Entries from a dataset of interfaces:
........
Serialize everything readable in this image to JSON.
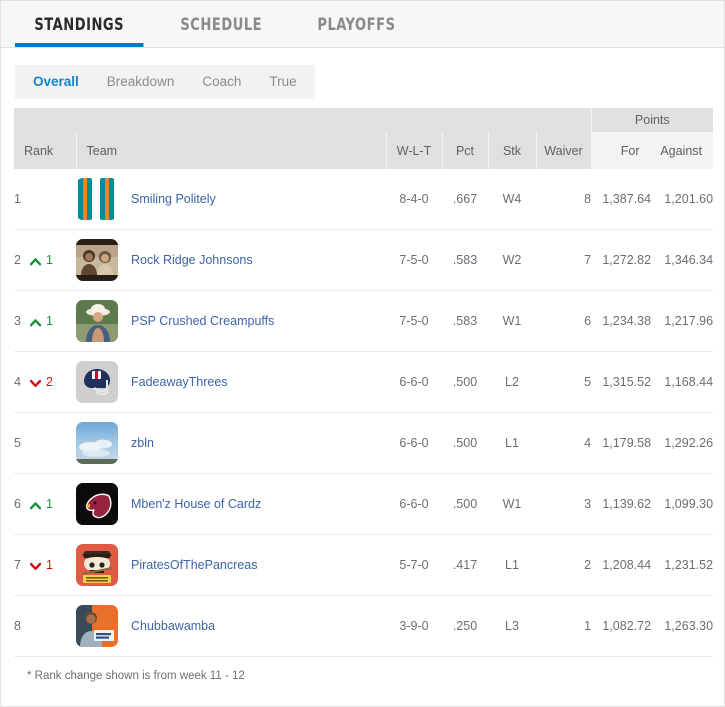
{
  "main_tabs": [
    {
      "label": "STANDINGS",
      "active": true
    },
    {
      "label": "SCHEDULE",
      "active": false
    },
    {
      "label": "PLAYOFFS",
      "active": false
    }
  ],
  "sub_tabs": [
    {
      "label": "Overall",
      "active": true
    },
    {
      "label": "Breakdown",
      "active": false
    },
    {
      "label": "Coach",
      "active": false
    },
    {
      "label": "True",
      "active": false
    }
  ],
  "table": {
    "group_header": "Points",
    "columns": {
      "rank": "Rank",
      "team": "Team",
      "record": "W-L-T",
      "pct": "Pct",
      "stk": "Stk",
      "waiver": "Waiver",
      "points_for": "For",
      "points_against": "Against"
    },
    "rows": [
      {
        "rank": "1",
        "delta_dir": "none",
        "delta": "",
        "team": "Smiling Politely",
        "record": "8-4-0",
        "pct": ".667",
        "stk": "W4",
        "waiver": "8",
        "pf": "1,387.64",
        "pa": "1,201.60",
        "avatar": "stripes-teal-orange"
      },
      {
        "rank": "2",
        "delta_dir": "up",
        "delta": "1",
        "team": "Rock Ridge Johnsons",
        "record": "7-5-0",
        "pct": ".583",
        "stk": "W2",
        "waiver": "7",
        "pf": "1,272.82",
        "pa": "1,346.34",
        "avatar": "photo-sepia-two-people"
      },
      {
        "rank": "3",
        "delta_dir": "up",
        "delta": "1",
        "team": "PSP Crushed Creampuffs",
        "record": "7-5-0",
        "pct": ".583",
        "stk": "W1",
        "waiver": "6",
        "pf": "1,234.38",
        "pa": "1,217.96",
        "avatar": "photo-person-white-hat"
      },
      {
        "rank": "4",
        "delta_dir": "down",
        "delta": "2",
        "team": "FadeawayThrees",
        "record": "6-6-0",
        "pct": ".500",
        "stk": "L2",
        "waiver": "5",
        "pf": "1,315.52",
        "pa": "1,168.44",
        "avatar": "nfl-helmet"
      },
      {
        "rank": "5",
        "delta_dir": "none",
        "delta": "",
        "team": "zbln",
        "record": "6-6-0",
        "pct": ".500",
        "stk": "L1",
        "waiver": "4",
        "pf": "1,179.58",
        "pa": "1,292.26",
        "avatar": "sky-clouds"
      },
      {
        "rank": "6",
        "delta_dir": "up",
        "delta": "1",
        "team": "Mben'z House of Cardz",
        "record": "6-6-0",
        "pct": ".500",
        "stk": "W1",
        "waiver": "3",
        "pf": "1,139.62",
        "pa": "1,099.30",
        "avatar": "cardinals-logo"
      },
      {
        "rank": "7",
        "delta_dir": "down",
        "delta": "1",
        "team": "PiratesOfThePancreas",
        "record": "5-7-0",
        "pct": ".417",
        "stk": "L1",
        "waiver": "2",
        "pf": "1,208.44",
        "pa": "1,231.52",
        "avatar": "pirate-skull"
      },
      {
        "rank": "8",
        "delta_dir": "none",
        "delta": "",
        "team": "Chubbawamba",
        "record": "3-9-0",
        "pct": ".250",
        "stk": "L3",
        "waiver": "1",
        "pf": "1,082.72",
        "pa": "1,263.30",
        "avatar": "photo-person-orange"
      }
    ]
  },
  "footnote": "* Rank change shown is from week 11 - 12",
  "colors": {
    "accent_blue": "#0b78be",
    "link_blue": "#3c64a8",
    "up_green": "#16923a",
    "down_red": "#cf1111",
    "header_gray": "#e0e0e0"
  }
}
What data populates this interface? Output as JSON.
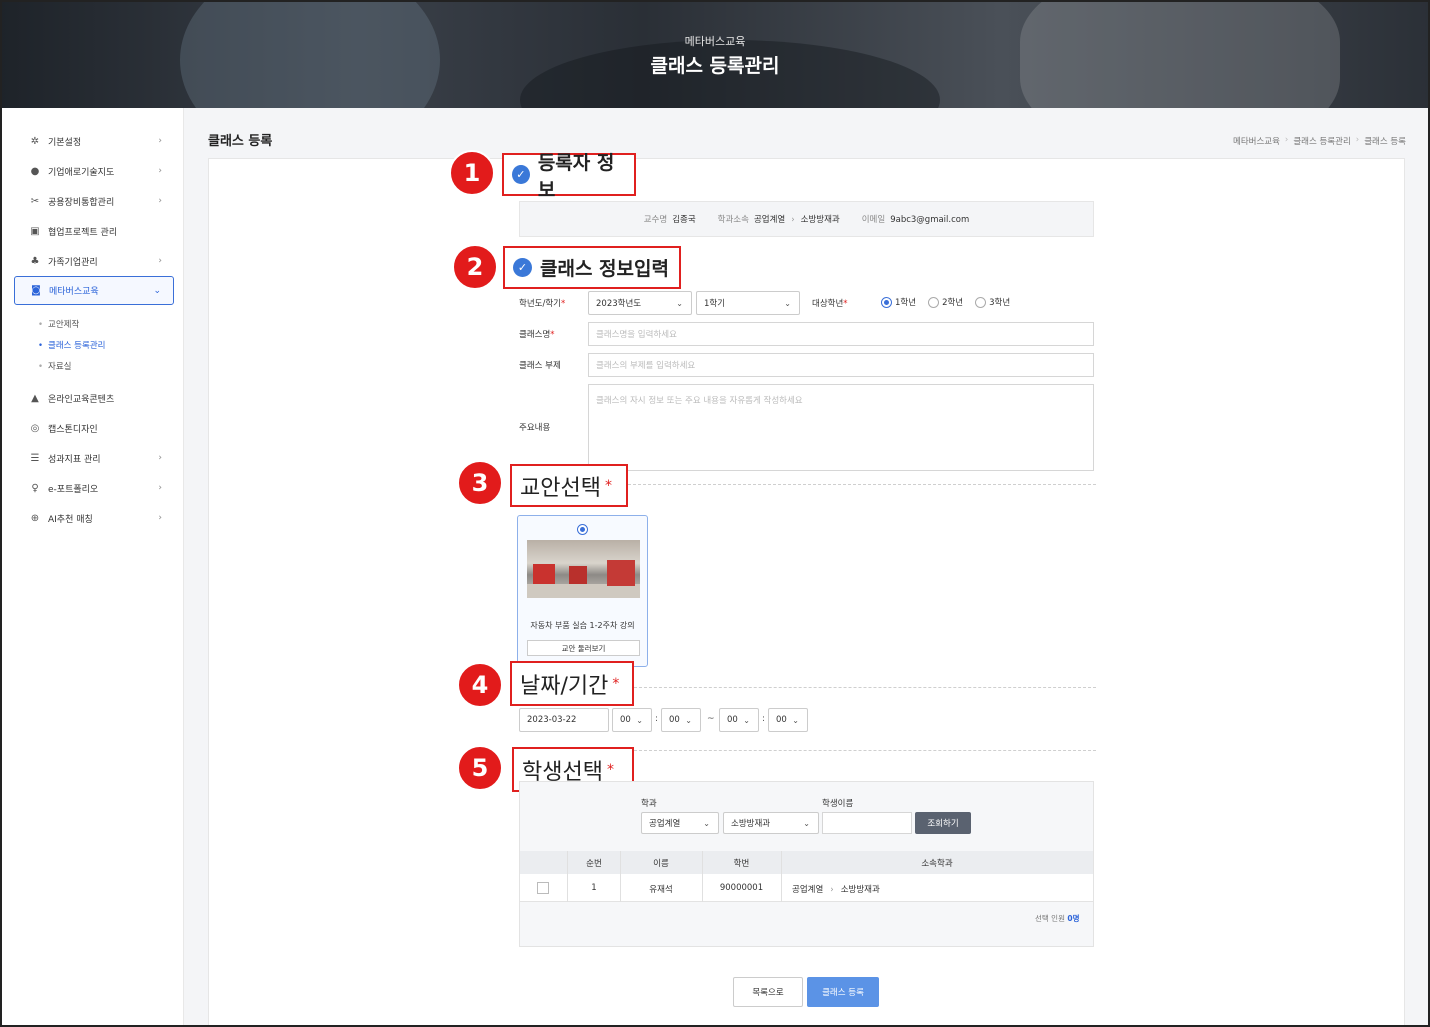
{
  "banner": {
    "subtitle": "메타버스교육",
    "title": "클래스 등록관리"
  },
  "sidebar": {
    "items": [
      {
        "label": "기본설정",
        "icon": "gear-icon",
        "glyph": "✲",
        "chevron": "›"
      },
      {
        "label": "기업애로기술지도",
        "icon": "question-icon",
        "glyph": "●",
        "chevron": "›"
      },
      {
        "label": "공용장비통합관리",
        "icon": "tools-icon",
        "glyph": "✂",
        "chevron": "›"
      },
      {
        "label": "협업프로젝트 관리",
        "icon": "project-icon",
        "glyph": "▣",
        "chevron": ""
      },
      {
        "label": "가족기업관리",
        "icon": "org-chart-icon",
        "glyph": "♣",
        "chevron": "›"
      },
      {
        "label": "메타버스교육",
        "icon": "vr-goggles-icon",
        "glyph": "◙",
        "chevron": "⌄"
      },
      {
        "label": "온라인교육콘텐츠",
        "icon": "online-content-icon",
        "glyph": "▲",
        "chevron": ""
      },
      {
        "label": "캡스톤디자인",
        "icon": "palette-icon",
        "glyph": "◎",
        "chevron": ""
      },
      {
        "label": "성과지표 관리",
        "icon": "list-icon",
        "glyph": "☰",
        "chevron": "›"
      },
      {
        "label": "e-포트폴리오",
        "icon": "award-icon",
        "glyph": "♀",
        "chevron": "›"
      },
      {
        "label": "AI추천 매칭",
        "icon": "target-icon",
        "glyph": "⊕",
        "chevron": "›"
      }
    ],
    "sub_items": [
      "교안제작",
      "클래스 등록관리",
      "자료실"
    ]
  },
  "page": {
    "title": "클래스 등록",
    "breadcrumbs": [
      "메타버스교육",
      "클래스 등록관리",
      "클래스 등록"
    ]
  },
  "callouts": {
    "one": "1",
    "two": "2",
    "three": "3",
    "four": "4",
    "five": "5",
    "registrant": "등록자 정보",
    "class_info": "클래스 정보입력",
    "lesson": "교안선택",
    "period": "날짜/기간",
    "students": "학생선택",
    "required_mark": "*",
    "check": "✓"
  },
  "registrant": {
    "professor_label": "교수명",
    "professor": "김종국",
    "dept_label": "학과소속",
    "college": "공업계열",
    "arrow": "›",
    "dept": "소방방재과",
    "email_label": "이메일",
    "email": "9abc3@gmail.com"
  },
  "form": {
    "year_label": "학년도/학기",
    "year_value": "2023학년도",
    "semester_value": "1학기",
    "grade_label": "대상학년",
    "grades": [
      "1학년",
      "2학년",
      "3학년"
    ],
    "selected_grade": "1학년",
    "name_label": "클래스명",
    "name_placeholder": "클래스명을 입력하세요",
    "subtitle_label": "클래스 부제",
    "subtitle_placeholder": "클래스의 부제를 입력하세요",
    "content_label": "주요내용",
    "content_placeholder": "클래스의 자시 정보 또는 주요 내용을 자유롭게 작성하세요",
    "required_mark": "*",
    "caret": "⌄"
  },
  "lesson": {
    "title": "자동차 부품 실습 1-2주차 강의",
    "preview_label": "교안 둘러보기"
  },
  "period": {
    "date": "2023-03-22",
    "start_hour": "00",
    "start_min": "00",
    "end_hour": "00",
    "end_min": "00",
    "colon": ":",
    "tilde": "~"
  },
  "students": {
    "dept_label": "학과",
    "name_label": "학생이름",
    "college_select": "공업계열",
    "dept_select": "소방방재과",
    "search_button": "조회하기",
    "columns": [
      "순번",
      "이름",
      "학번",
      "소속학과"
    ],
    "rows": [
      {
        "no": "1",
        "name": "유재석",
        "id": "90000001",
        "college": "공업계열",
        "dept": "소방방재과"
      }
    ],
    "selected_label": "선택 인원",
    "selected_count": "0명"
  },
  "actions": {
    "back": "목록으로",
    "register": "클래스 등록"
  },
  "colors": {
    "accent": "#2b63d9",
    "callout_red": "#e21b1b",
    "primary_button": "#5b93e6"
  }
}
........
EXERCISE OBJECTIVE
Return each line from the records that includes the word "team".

TASK ANSWER
      "team": "Team",
        "team": "Smiling Politely",
        "team": "Rock Ridge Johnsons",
        "team": "PSP Crushed Creampuffs",
        "team": "FadeawayThrees",
        "team": "zbln",
        "team": "Mben'z House of Cardz",
        "team": "PiratesOfThePancreas",
        "team": "Chubbawamba",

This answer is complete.